• [What to do] Pick every line out of the entries below that holds the string "subtitle", and report them.

(Excerpts from an interface dataset)
========

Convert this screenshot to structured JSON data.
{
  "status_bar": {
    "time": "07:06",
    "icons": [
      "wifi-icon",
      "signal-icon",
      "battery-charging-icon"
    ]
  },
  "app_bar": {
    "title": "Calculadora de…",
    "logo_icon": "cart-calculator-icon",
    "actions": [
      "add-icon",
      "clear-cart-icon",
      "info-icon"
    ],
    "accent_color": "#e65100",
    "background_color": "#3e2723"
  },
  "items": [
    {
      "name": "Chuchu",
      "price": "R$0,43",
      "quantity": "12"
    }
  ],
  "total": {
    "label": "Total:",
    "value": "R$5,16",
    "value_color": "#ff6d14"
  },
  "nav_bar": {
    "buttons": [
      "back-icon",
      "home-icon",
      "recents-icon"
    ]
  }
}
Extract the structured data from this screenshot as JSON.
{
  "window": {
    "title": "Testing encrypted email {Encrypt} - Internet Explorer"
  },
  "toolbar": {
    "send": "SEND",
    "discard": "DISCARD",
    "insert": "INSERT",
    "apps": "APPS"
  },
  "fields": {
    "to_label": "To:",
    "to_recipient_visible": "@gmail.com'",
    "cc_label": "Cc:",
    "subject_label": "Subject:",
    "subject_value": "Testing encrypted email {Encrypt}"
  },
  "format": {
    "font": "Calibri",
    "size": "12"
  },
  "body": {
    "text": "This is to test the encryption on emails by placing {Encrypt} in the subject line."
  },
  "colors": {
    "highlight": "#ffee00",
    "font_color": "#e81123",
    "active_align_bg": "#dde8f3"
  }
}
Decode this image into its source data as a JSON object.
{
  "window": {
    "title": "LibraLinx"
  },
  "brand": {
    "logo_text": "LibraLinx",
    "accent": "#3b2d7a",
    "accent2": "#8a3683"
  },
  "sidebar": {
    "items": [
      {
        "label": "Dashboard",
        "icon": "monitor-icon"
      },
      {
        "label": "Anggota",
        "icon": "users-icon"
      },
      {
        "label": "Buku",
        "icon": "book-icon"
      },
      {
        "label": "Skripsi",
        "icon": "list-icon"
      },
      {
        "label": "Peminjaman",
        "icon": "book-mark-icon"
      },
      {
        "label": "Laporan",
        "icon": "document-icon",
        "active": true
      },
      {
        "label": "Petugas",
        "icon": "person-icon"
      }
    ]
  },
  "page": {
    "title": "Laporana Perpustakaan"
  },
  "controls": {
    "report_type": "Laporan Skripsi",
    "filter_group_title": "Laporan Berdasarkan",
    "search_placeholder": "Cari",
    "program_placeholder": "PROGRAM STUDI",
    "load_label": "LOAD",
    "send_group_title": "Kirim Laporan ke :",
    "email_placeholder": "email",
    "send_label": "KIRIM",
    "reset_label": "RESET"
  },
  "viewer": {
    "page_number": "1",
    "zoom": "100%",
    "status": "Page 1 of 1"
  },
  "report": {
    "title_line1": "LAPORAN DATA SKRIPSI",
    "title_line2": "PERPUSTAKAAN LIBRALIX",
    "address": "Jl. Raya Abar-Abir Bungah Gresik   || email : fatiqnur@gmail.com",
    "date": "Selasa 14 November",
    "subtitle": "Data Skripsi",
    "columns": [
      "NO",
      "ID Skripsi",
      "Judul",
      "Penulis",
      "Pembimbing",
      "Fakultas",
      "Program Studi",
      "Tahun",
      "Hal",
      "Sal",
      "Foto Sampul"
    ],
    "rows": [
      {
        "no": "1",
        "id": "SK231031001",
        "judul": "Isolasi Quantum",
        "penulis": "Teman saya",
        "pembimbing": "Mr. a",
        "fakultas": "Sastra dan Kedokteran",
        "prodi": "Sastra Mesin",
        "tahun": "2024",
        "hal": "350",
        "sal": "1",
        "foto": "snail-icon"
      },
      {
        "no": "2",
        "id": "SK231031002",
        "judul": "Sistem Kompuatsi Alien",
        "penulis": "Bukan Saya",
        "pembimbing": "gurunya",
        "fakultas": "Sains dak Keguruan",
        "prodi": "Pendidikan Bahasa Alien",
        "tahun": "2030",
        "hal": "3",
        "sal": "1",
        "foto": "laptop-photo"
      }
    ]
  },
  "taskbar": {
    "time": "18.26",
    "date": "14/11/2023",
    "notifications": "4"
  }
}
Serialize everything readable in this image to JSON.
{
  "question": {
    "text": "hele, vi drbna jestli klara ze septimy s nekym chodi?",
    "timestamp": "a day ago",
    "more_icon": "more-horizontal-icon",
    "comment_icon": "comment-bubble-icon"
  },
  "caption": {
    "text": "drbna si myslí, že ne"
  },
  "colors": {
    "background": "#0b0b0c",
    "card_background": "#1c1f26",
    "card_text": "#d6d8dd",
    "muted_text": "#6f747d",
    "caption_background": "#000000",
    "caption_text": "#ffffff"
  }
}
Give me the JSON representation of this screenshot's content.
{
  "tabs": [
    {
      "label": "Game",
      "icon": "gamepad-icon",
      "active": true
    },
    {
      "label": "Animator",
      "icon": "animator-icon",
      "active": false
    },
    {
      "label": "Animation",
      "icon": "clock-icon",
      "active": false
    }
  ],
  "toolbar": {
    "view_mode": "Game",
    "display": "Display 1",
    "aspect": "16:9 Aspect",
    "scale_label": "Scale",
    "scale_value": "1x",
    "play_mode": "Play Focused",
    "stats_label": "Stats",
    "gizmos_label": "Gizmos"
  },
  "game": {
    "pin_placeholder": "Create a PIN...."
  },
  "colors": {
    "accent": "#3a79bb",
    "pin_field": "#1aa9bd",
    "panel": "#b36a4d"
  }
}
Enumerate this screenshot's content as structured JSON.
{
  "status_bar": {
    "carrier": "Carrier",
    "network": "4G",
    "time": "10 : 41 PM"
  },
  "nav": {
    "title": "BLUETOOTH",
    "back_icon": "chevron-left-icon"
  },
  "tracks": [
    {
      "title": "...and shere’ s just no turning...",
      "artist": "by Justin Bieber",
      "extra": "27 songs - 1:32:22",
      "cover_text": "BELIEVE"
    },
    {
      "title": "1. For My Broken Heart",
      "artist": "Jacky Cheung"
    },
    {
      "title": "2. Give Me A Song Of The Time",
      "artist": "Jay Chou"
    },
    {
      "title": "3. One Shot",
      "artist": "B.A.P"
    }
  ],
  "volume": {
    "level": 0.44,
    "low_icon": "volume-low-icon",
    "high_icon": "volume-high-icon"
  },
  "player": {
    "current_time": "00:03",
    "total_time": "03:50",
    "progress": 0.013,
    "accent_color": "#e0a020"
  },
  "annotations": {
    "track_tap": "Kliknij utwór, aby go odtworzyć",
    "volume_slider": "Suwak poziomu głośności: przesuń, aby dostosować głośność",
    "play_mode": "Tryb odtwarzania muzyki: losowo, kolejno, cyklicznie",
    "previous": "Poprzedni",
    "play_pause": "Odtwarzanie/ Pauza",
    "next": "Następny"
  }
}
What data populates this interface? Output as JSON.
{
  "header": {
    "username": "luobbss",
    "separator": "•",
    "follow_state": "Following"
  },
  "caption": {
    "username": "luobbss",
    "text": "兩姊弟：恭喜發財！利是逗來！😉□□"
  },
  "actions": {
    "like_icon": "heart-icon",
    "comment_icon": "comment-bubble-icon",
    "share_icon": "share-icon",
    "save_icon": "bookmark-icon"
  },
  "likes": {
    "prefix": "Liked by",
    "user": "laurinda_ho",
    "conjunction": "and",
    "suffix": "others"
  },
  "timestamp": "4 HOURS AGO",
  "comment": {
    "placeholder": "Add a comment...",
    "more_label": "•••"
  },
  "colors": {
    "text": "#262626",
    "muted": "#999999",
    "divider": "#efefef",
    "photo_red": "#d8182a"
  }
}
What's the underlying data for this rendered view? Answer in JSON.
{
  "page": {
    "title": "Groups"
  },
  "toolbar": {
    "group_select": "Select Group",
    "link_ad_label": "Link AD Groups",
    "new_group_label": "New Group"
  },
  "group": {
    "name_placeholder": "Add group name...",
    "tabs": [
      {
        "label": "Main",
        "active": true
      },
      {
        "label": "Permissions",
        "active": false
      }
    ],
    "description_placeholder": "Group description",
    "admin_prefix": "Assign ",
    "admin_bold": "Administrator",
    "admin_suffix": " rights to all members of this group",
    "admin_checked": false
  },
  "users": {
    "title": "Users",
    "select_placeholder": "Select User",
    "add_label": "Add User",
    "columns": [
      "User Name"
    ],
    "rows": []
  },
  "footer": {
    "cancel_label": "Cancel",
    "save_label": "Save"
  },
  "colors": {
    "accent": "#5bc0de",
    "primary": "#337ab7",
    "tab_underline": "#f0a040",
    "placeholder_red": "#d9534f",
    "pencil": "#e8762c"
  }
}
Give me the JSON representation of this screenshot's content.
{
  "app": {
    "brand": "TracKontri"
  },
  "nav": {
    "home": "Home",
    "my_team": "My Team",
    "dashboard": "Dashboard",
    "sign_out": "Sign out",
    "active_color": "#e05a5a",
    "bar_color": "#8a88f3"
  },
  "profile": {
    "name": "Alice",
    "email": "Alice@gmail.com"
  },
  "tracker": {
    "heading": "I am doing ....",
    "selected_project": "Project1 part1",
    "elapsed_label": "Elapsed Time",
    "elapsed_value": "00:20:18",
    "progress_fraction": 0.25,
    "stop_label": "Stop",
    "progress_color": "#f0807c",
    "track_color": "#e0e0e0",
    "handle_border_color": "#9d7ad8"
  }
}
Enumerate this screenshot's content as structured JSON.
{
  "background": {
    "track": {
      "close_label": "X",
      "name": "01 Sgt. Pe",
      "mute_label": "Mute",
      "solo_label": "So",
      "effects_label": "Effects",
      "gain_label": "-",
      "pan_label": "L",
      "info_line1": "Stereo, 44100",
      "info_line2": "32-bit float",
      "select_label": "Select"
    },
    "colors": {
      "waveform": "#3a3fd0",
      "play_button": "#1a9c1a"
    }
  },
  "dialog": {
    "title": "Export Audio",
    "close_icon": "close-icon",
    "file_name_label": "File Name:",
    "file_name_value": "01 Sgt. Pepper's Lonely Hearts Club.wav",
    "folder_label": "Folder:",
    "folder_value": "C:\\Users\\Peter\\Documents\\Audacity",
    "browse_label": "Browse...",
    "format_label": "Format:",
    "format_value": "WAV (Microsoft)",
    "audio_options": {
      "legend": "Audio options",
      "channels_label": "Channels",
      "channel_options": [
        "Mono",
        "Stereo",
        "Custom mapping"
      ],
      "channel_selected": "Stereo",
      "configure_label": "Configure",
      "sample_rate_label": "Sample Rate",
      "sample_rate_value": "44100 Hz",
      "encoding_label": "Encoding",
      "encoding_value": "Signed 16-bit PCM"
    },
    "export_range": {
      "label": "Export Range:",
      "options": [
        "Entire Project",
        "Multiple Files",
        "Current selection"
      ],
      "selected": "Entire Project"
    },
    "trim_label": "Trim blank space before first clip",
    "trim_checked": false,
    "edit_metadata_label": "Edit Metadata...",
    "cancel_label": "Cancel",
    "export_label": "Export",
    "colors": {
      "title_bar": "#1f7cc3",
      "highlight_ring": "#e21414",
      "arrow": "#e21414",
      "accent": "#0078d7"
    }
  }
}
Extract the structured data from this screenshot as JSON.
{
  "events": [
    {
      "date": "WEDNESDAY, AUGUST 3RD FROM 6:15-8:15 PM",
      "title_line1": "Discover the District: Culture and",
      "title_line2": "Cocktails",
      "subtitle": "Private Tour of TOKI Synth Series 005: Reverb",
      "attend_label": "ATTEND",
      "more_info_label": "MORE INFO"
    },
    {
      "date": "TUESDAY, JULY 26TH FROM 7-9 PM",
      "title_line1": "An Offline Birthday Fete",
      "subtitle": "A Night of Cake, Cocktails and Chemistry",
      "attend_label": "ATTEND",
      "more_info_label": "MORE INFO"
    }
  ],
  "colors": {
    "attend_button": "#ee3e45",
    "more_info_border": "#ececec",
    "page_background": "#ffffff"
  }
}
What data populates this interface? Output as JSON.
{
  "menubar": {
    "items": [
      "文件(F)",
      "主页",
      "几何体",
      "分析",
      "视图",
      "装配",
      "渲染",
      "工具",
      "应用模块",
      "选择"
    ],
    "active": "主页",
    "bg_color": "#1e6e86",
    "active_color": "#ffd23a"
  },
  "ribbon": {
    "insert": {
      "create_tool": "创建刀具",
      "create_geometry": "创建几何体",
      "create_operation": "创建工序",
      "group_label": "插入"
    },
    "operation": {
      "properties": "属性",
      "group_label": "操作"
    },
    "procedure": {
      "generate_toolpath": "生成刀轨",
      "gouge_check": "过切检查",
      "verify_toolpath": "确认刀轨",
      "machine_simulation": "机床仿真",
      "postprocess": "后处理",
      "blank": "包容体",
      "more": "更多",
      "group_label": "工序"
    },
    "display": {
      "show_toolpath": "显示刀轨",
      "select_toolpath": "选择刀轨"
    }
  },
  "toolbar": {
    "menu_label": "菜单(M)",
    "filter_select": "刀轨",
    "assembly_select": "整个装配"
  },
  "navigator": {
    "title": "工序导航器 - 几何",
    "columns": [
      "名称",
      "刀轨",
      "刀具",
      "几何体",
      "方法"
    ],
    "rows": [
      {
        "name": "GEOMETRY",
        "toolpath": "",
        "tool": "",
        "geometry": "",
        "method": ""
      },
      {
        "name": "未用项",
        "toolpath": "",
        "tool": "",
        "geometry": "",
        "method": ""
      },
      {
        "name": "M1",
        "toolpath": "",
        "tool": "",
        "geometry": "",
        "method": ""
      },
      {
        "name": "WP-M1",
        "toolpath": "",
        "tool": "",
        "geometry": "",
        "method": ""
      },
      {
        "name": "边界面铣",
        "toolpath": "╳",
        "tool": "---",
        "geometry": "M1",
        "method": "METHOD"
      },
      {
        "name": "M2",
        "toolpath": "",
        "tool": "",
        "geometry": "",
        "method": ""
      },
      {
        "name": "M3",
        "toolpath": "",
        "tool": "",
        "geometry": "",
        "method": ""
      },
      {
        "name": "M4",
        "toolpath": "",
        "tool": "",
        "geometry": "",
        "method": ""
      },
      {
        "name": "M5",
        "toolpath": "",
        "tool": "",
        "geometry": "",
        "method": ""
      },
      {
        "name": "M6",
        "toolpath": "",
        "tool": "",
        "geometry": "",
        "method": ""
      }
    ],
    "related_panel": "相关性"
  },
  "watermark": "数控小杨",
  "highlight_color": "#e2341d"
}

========

• [Reply]
    "subtitle": "Data Skripsi",
      "subtitle": "Private Tour of TOKI Synth Series 005: Reverb",
      "subtitle": "A Night of Cake, Cocktails and Chemistry",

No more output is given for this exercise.